Johnny Cash covered it on Unearthed II: Trouble in Mind (the Unearthed box set with Cash is well worth the money: aside of the "Best of Cash on American" there are four discs with a lot of nice songs recorded by Cash the 90's to his death, for example a amazing, epic cover of Neil Young's Pocahontas, a cover of Bob Marley's Redemption Song where Joe Strummer of The Clash is a guest artist, some of Cash's own songs, and some rock, folk and country classics).Petter - Ã?ngelholm, Sweden
I remember hearing this song on AM radio when I was 5 or 6 riding in my Mom's maverick. Makes me smile every time I hear it - still one of my all time favorites.Mike - Warwick, Ri
im just begging to play harmonica and i love the harp line. it gives me chills every time!Sam - Provo, Ut
I love the first two lines I wanna live, I wanna give you can tell exactly what kind of person the artist was, this song is filled with so much emotion, it ranks as one of my all time favorites! It makes me sad everytime I listen to it though...Kendall - Thomasville, Ga
On Harvest Neil Young performed with a band he called The Stray Gators (he names his bands whatever he wants to) and he reassembled that band in the 90s for Harvest Moon.

I think what he means when he says "I've been in my mind, it's such a fine line that keeps me searcher for my heart of gold" it he's just weary and he can see that he won't hold on much longer, it's a fine line between continuing and breaking down.
Doug - Pittsburgh, Pa
It could be talking about a line of cocaine but who knows forsure. Great song, i love the harmonica partBrett - Watertown, Sd
I always heard that line as "I've been in my mind, it's such a fine wine", maybe referring to how memories get better with age. I don't know, maybe I'm wrong.Brian - Old Lyme, Ct
Matchbox 20 has covered this song in concert with the bassist on lead vocals, and Rob Thomas on harmonica.Brendon - Paxton, Il
All right. I love this song, and i'm glad somebody mentioned the Hitchhiker's Guide to The Galaxy.Brady - Fort Stockton, Tx
This is an great song...it seems depressing to me though, I'm not too sure about its meaning. I remember my dad listening to it when i was little and its cool to listen to it now, it brings back good memories.Shana - Pembroke, Canada
This is one of my all time favorites.
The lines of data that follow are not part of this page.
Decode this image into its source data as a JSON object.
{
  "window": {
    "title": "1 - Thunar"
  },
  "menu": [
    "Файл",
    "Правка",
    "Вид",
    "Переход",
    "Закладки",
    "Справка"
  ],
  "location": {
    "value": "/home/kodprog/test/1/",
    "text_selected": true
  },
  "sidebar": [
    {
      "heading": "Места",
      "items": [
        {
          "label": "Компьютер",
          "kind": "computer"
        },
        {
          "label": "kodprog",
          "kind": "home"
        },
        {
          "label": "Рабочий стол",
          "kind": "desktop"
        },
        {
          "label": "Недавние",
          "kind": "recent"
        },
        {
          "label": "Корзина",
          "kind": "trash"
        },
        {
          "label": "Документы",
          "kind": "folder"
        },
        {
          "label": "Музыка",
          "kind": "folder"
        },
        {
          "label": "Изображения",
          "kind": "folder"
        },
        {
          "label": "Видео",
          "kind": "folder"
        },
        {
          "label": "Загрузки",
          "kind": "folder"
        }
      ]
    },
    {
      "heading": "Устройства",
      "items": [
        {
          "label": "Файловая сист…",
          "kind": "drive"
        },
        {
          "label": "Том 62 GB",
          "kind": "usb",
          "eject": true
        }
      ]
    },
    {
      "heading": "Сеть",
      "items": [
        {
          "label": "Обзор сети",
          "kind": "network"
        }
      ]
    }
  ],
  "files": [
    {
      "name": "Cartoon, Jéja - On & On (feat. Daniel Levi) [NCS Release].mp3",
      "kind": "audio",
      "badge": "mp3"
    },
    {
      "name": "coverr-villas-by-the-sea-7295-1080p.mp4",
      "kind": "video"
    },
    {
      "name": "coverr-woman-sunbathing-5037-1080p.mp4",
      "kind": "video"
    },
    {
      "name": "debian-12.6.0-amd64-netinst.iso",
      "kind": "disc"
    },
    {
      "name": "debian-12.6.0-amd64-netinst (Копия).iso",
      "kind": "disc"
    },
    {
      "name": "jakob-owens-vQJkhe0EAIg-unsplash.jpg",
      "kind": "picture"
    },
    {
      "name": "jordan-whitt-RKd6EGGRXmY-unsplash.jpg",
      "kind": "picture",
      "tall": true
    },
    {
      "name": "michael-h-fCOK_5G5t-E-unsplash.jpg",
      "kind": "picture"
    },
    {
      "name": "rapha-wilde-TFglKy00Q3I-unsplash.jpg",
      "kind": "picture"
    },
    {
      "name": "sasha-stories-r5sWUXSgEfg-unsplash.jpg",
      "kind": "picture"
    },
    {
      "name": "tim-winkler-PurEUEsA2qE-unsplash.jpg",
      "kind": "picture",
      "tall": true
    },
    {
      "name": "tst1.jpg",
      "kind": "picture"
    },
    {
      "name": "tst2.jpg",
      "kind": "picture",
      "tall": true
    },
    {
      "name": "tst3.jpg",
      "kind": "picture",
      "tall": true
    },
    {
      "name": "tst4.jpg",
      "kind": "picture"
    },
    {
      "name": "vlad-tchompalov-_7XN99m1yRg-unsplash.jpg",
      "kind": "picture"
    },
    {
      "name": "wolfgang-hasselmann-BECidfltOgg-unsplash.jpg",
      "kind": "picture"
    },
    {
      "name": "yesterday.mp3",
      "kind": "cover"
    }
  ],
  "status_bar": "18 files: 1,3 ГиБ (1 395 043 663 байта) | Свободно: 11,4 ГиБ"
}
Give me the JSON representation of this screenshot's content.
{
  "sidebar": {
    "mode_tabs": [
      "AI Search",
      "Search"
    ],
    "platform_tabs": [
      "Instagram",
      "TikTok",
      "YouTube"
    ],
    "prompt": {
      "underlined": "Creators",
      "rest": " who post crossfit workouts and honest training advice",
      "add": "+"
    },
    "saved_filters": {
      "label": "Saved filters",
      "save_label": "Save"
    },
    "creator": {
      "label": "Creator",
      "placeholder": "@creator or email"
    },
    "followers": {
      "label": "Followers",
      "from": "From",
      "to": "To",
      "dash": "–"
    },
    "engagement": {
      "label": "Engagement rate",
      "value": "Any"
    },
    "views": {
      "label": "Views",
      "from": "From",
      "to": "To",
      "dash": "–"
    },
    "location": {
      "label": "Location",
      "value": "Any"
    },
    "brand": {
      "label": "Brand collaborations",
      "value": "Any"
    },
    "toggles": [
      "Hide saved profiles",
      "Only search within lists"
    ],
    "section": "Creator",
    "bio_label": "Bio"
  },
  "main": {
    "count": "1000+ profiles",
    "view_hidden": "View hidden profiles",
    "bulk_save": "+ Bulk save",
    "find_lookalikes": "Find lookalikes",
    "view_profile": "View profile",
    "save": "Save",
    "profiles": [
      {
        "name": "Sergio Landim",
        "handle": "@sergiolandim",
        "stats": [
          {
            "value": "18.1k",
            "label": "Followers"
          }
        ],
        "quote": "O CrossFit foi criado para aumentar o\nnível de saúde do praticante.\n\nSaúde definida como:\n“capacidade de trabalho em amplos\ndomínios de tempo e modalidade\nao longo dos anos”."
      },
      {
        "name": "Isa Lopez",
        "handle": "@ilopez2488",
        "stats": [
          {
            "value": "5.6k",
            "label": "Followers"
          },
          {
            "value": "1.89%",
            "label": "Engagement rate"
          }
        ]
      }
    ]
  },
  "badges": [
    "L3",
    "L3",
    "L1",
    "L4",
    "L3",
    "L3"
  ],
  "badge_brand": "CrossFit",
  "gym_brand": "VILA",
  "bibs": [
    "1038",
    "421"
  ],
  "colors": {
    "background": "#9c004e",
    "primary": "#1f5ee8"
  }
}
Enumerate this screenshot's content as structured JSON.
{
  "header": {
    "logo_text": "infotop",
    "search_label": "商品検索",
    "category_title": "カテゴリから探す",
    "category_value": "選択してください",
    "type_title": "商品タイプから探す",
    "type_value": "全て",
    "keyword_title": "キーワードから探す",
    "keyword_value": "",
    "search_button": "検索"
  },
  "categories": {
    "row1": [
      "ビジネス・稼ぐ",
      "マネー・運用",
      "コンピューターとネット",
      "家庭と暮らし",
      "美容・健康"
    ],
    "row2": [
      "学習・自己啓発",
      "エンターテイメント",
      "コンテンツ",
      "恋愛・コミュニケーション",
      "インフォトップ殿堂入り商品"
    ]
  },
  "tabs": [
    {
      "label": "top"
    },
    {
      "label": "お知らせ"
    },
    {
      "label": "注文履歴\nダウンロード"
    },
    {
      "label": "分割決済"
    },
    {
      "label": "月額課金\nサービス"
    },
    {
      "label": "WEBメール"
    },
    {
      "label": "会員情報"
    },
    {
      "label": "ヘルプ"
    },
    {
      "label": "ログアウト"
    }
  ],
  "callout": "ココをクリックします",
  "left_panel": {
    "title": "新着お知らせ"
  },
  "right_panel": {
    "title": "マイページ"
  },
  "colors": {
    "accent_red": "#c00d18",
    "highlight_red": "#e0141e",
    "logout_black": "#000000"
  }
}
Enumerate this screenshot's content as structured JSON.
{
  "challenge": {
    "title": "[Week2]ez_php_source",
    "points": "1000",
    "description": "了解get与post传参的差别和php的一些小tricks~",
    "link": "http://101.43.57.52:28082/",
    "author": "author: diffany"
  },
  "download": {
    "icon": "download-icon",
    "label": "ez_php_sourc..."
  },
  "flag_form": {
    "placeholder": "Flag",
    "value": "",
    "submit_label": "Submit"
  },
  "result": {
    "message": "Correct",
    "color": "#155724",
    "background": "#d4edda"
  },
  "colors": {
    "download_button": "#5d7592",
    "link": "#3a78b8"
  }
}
However, I have always wondered what he meant when he says "I've been in my mind, it's such a fine line."Kathy - Jasper, Al